Hank finds Karen outside, indulging from one of his pack of Morley cigarettes with his green Bic Classic lighter. “Morley” is a fictional brand that, with its red and white box, is naturally supposed to emulate Marlboro’s full flavor cigarettes without actually advertising the brand itself. While some stations, notably HBO, tend not to shy away from using real brands, Showtime and other cable stations are more careful, especially with tobacco.
The appearance of Morley on Californication is likely also an inside joke to refer to Duchovny’s previous show, The X-Files, where the shadowy Cigarette Smoking Man preferred Morleys, with Duchovny’s Fox Mulder even visiting the Morley Tobacco headquarters.
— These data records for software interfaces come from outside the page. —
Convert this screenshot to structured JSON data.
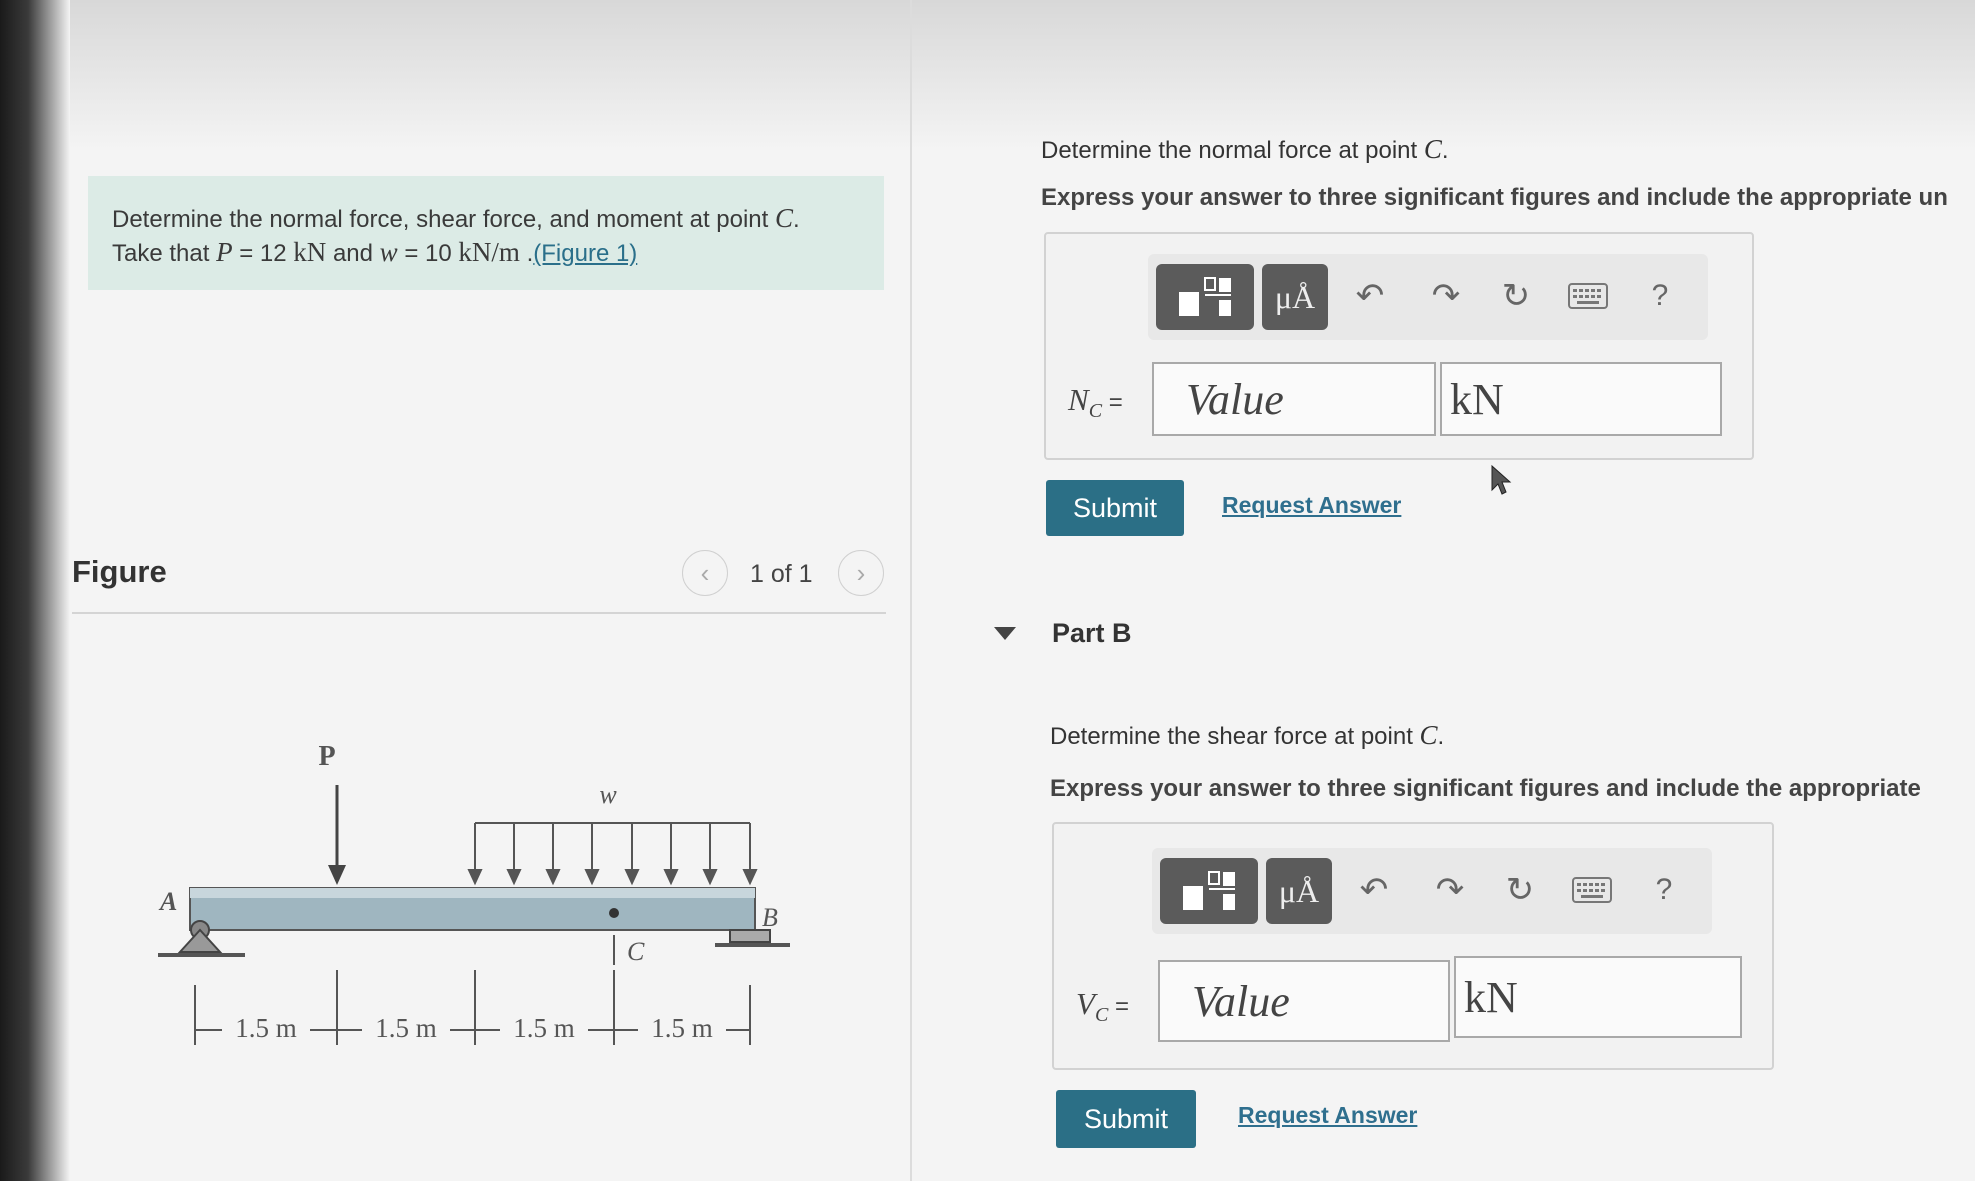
{
  "problem": {
    "line1": "Determine the normal force, shear force, and moment at point ",
    "point": "C",
    "line2_take": "Take that ",
    "P_sym": "P",
    "P_val": " = 12 ",
    "P_unit": "kN",
    "and": " and ",
    "w_sym": "w",
    "w_val": " = 10 ",
    "w_unit": "kN/m",
    "dot": " .",
    "figure_link": "(Figure 1)"
  },
  "figure": {
    "title": "Figure",
    "pager": "1 of 1",
    "labels": {
      "P": "P",
      "w": "w",
      "A": "A",
      "B": "B",
      "C": "C",
      "seg1": "1.5 m",
      "seg2": "1.5 m",
      "seg3": "1.5 m",
      "seg4": "1.5 m"
    }
  },
  "partA": {
    "question": "Determine the normal force at point ",
    "point": "C",
    "period": ".",
    "instruction": "Express your answer to three significant figures and include the appropriate un",
    "label_main": "N",
    "label_sub": "C",
    "equals": " =",
    "value_placeholder": "Value",
    "unit": "kN",
    "submit": "Submit",
    "request": "Request Answer"
  },
  "partB": {
    "header": "Part B",
    "question": "Determine the shear force at point ",
    "point": "C",
    "period": ".",
    "instruction": "Express your answer to three significant figures and include the appropriate",
    "label_main": "V",
    "label_sub": "C",
    "equals": " =",
    "value_placeholder": "Value",
    "unit": "kN",
    "submit": "Submit",
    "request": "Request Answer"
  },
  "toolbar": {
    "units_button": "μÅ",
    "help": "?"
  }
}
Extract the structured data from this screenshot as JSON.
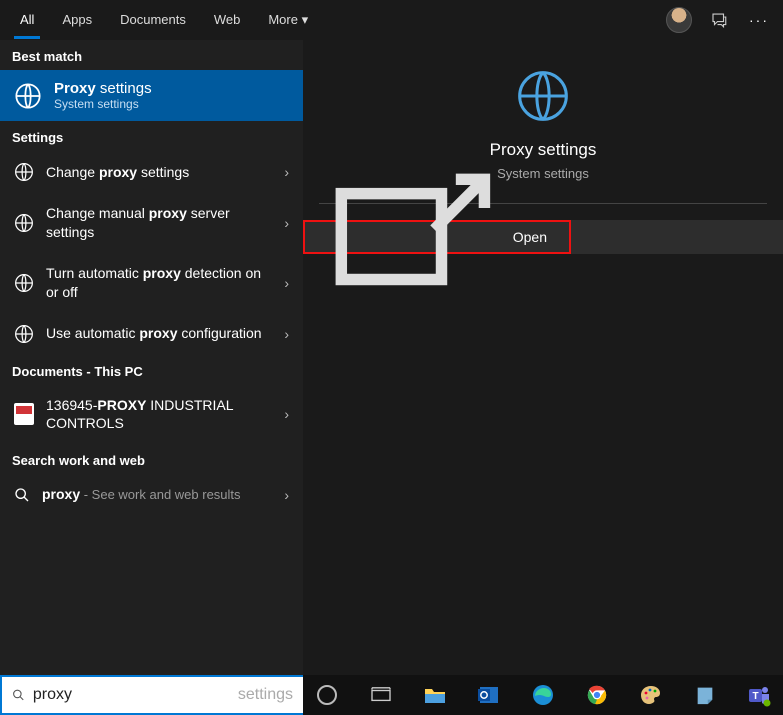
{
  "header": {
    "tabs": [
      "All",
      "Apps",
      "Documents",
      "Web",
      "More"
    ],
    "active_tab_index": 0,
    "chevron": "▾"
  },
  "left": {
    "best_match_label": "Best match",
    "best_match": {
      "title_bold": "Proxy",
      "title_rest": " settings",
      "subtitle": "System settings"
    },
    "settings_label": "Settings",
    "settings": [
      {
        "pre": "Change ",
        "bold": "proxy",
        "post": " settings"
      },
      {
        "pre": "Change manual ",
        "bold": "proxy",
        "post": " server settings"
      },
      {
        "pre": "Turn automatic ",
        "bold": "proxy",
        "post": " detection on or off"
      },
      {
        "pre": "Use automatic ",
        "bold": "proxy",
        "post": " configuration"
      }
    ],
    "documents_label": "Documents - This PC",
    "documents": [
      {
        "pre": "136945-",
        "bold": "PROXY",
        "post": " INDUSTRIAL CONTROLS"
      }
    ],
    "web_label": "Search work and web",
    "web": [
      {
        "bold": "proxy",
        "sub": " - See work and web results"
      }
    ]
  },
  "right": {
    "title": "Proxy settings",
    "subtitle": "System settings",
    "open_label": "Open"
  },
  "search": {
    "value": "proxy",
    "placeholder": "settings"
  }
}
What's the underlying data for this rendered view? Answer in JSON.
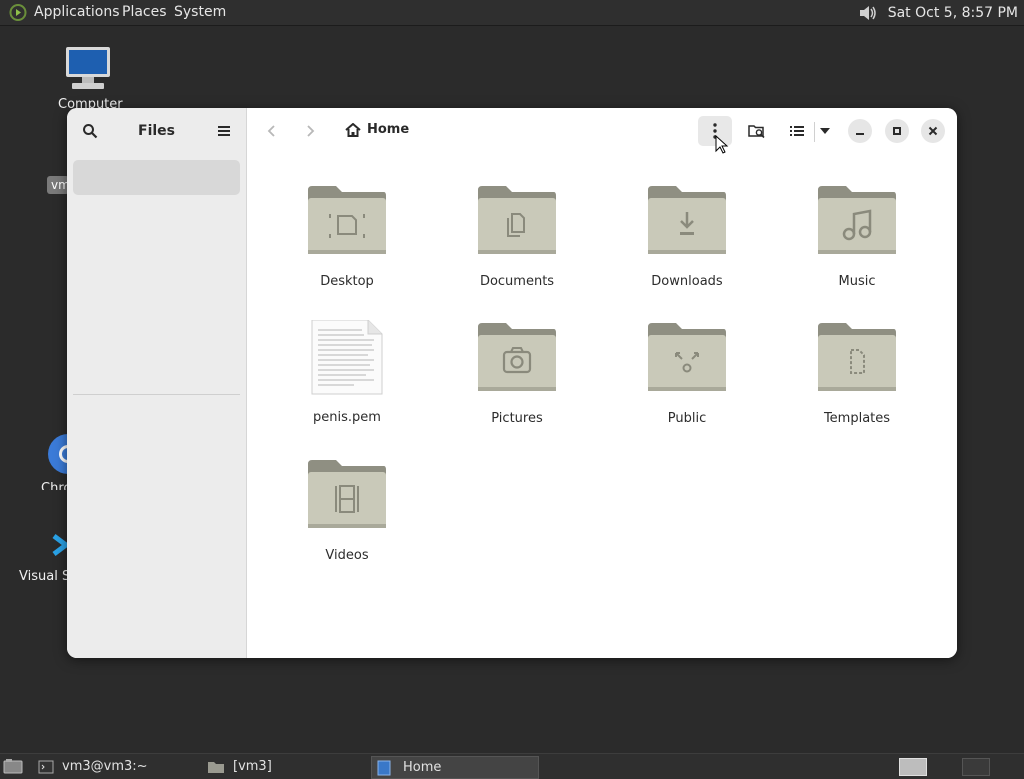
{
  "top_panel": {
    "menus": [
      "Applications",
      "Places",
      "System"
    ],
    "clock": "Sat Oct  5,  8:57 PM"
  },
  "desktop": {
    "icons": [
      {
        "label": "Computer"
      },
      {
        "label": "Chro"
      },
      {
        "label": "Visual St"
      }
    ],
    "tooltip": "vm"
  },
  "window": {
    "sidebar_title": "Files",
    "location": "Home",
    "items": [
      {
        "name": "Desktop",
        "icon": "folder-desktop-icon"
      },
      {
        "name": "Documents",
        "icon": "folder-documents-icon"
      },
      {
        "name": "Downloads",
        "icon": "folder-downloads-icon"
      },
      {
        "name": "Music",
        "icon": "folder-music-icon"
      },
      {
        "name": "penis.pem",
        "icon": "text-file-icon"
      },
      {
        "name": "Pictures",
        "icon": "folder-pictures-icon"
      },
      {
        "name": "Public",
        "icon": "folder-public-icon"
      },
      {
        "name": "Templates",
        "icon": "folder-templates-icon"
      },
      {
        "name": "Videos",
        "icon": "folder-videos-icon"
      }
    ]
  },
  "taskbar": {
    "tasks": [
      {
        "label": "vm3@vm3:~",
        "active": false
      },
      {
        "label": "[vm3]",
        "active": false
      },
      {
        "label": "Home",
        "active": true
      }
    ]
  },
  "colors": {
    "panel_bg": "#2f2f2f",
    "desktop_bg": "#2b2b2b",
    "folder_body": "#c9c9b9",
    "folder_tab": "#8f8f82"
  }
}
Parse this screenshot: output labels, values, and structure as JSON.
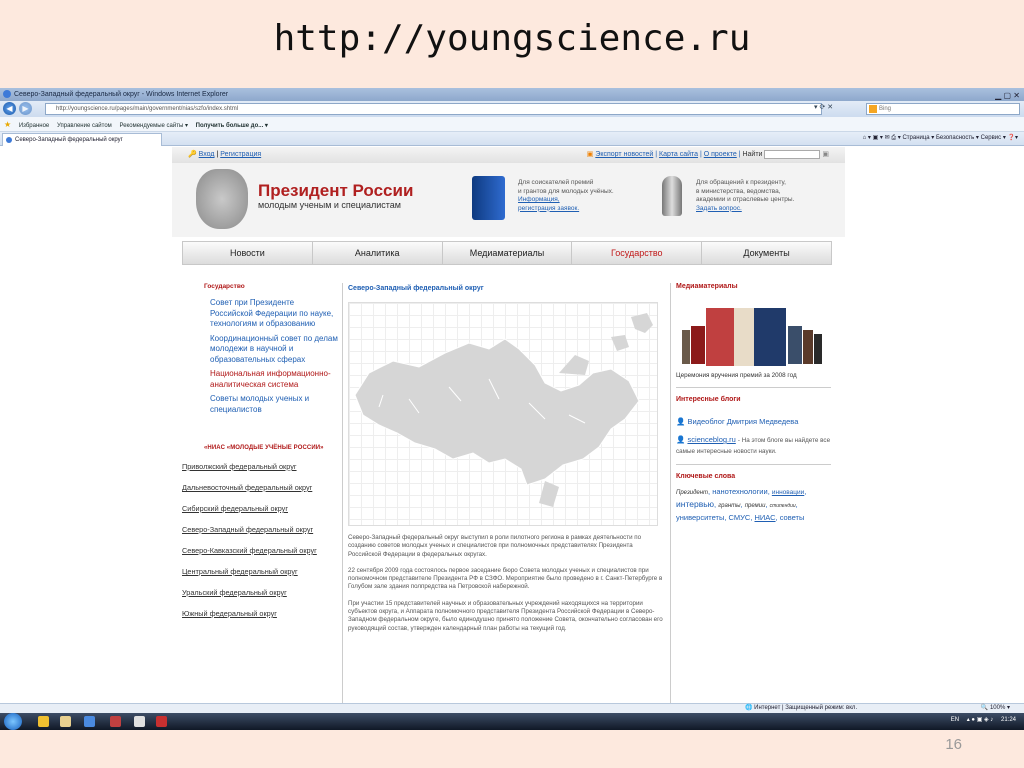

The Morley fictional brand has been around for more than 50 years, with its first known appearance on a second season episode of The Naked City. In “Tombstone for a Derelict”, which aired on April 5, 1961, Robert Redford played a vigilante murderer who tossed a pack of Morleys onto a corpse. The pack had a different appearance then as Marlboro wasn’t nearly as ubiquitous or well-known as it is now, but it was the first appearance of “brand” in a work of fiction. Morley cigarettes gained even more exposure two years later in the legendary “Nightmare at 20,000 Feet” episode of The Twilight Zone that featured a Morley-smoking William Shatner facing off against a gremlin.
How to Get the Look
Hank interestingly wears the most color – a purple shirt – during the more depressing episodes of his life. He was wearing a purple shirt when he received the news that his father had died, and he picks out a purple shirt for the dinner party he is dreading. Hide your own anger with color!
- Eggplant purple button-down shirt with spread collar, black buttons down a placket-less front, and rolled-up long sleeves
- Dark blue bootcut denim jeans
- Light brown suede Timberland “Mt. Washington” Chelsea boots
- Black tube socks
- Silver ring with two ridged bands, worn on the right index finger
- Black leather bracelet with silver hexagonal and round studs, worn on the left wrist
- Thin black braided leather bracelet, also worn on the left wrist
Do Yourself a Favor and…
Buy the second season. The featured episode here, “The Raw and the Cooked”, is one of my favorites with memorable moments from both main and supporting characters. Callum Keith Rennie’s Lew Ashby is especially on point, and it’s fun watching Hank meet Becca’s new boyfriend Damien (Ezra Miller from The Perks of Being a Wallflower).
Hey, you know what? The fucking “artist within” left us a turd within our toilet. Can you believe that shit? Literally? It’s like he’s taking a dump on top of my head. I’m reading him loud and clear. I mean, it’s a thing between him and me, and I think it involves you… you’ve inflamed him in some way. Now it’s like Jaws 3. It’s personal.